START Material shown

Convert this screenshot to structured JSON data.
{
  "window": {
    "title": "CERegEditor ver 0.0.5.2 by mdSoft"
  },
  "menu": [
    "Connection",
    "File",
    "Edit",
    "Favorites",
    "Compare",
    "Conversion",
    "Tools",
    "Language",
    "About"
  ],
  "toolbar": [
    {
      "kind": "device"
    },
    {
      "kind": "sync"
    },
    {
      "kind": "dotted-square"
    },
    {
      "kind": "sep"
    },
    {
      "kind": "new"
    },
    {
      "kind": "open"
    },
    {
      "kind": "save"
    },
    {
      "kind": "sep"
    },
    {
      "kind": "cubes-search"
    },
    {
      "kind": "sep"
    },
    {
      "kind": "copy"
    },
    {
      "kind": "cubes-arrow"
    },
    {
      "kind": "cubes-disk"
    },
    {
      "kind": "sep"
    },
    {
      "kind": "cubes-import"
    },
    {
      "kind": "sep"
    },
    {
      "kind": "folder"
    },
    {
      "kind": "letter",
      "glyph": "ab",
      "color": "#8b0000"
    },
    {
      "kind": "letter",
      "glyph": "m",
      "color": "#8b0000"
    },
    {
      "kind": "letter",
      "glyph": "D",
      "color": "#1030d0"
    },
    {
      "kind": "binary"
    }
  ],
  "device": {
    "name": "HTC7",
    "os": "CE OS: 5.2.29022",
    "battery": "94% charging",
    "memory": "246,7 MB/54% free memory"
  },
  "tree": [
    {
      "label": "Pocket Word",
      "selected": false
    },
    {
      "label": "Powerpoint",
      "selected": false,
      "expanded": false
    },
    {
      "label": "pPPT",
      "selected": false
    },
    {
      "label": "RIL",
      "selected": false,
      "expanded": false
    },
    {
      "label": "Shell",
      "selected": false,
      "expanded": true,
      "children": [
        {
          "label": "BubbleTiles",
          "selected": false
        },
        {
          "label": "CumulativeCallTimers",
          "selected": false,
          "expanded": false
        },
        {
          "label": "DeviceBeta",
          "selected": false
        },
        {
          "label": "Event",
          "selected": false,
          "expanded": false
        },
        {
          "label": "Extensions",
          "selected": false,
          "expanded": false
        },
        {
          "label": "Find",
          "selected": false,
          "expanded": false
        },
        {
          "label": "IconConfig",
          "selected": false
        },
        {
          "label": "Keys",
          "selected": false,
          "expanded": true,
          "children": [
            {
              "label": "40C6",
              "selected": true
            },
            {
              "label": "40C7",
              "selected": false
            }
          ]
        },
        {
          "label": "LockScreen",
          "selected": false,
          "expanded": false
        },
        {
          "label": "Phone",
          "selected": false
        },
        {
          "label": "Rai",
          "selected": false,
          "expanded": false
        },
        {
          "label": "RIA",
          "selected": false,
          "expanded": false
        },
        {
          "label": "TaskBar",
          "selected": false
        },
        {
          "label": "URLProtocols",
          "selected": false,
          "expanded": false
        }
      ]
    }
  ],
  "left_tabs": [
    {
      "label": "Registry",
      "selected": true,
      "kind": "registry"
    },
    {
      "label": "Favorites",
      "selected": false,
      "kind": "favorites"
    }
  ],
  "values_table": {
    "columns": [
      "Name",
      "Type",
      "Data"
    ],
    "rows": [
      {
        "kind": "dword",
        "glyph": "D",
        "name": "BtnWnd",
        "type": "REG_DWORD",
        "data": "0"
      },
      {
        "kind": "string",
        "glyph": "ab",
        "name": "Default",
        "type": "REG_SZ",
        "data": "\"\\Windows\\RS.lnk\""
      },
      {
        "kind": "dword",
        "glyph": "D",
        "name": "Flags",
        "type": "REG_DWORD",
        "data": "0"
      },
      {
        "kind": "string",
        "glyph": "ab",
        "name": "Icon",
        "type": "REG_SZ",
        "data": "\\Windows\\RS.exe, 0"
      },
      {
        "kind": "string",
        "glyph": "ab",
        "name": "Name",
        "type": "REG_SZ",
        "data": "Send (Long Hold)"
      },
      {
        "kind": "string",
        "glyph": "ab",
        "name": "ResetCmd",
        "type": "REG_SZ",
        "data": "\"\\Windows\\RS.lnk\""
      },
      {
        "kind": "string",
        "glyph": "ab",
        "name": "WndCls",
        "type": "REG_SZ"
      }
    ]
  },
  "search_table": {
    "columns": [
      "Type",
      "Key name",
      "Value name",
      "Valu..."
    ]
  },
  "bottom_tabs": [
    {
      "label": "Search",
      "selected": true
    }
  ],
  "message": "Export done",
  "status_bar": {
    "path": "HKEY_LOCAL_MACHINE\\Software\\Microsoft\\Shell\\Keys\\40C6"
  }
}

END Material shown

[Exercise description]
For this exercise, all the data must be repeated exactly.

[Solution for this problem]
Convert this screenshot to structured JSON data.
{
  "window": {
    "title": "CERegEditor ver 0.0.5.2 by mdSoft"
  },
  "menu": [
    "Connection",
    "File",
    "Edit",
    "Favorites",
    "Compare",
    "Conversion",
    "Tools",
    "Language",
    "About"
  ],
  "toolbar": [
    {
      "kind": "device"
    },
    {
      "kind": "sync"
    },
    {
      "kind": "dotted-square"
    },
    {
      "kind": "sep"
    },
    {
      "kind": "new"
    },
    {
      "kind": "open"
    },
    {
      "kind": "save"
    },
    {
      "kind": "sep"
    },
    {
      "kind": "cubes-search"
    },
    {
      "kind": "sep"
    },
    {
      "kind": "copy"
    },
    {
      "kind": "cubes-arrow"
    },
    {
      "kind": "cubes-disk"
    },
    {
      "kind": "sep"
    },
    {
      "kind": "cubes-import"
    },
    {
      "kind": "sep"
    },
    {
      "kind": "folder"
    },
    {
      "kind": "letter",
      "glyph": "ab",
      "color": "#8b0000"
    },
    {
      "kind": "letter",
      "glyph": "m",
      "color": "#8b0000"
    },
    {
      "kind": "letter",
      "glyph": "D",
      "color": "#1030d0"
    },
    {
      "kind": "binary"
    }
  ],
  "device": {
    "name": "HTC7",
    "os": "CE OS: 5.2.29022",
    "battery": "94% charging",
    "memory": "246,7 MB/54% free memory"
  },
  "tree": [
    {
      "label": "Pocket Word",
      "selected": false
    },
    {
      "label": "Powerpoint",
      "selected": false,
      "expanded": false
    },
    {
      "label": "pPPT",
      "selected": false
    },
    {
      "label": "RIL",
      "selected": false,
      "expanded": false
    },
    {
      "label": "Shell",
      "selected": false,
      "expanded": true,
      "children": [
        {
          "label": "BubbleTiles",
          "selected": false
        },
        {
          "label": "CumulativeCallTimers",
          "selected": false,
          "expanded": false
        },
        {
          "label": "DeviceBeta",
          "selected": false
        },
        {
          "label": "Event",
          "selected": false,
          "expanded": false
        },
        {
          "label": "Extensions",
          "selected": false,
          "expanded": false
        },
        {
          "label": "Find",
          "selected": false,
          "expanded": false
        },
        {
          "label": "IconConfig",
          "selected": false
        },
        {
          "label": "Keys",
          "selected": false,
          "expanded": true,
          "children": [
            {
              "label": "40C6",
              "selected": true
            },
            {
              "label": "40C7",
              "selected": false
            }
          ]
        },
        {
          "label": "LockScreen",
          "selected": false,
          "expanded": false
        },
        {
          "label": "Phone",
          "selected": false
        },
        {
          "label": "Rai",
          "selected": false,
          "expanded": false
        },
        {
          "label": "RIA",
          "selected": false,
          "expanded": false
        },
        {
          "label": "TaskBar",
          "selected": false
        },
        {
          "label": "URLProtocols",
          "selected": false,
          "expanded": false
        }
      ]
    }
  ],
  "left_tabs": [
    {
      "label": "Registry",
      "selected": true,
      "kind": "registry"
    },
    {
      "label": "Favorites",
      "selected": false,
      "kind": "favorites"
    }
  ],
  "values_table": {
    "columns": [
      "Name",
      "Type",
      "Data"
    ],
    "rows": [
      {
        "kind": "dword",
        "glyph": "D",
        "name": "BtnWnd",
        "type": "REG_DWORD",
        "data": "0"
      },
      {
        "kind": "string",
        "glyph": "ab",
        "name": "Default",
        "type": "REG_SZ",
        "data": "\"\\Windows\\RS.lnk\""
      },
      {
        "kind": "dword",
        "glyph": "D",
        "name": "Flags",
        "type": "REG_DWORD",
        "data": "0"
      },
      {
        "kind": "string",
        "glyph": "ab",
        "name": "Icon",
        "type": "REG_SZ",
        "data": "\\Windows\\RS.exe, 0"
      },
      {
        "kind": "string",
        "glyph": "ab",
        "name": "Name",
        "type": "REG_SZ",
        "data": "Send (Long Hold)"
      },
      {
        "kind": "string",
        "glyph": "ab",
        "name": "ResetCmd",
        "type": "REG_SZ",
        "data": "\"\\Windows\\RS.lnk\""
      },
      {
        "kind": "string",
        "glyph": "ab",
        "name": "WndCls",
        "type": "REG_SZ"
      }
    ]
  },
  "search_table": {
    "columns": [
      "Type",
      "Key name",
      "Value name",
      "Valu..."
    ]
  },
  "bottom_tabs": [
    {
      "label": "Search",
      "selected": true
    }
  ],
  "message": "Export done",
  "status_bar": {
    "path": "HKEY_LOCAL_MACHINE\\Software\\Microsoft\\Shell\\Keys\\40C6"
  }
}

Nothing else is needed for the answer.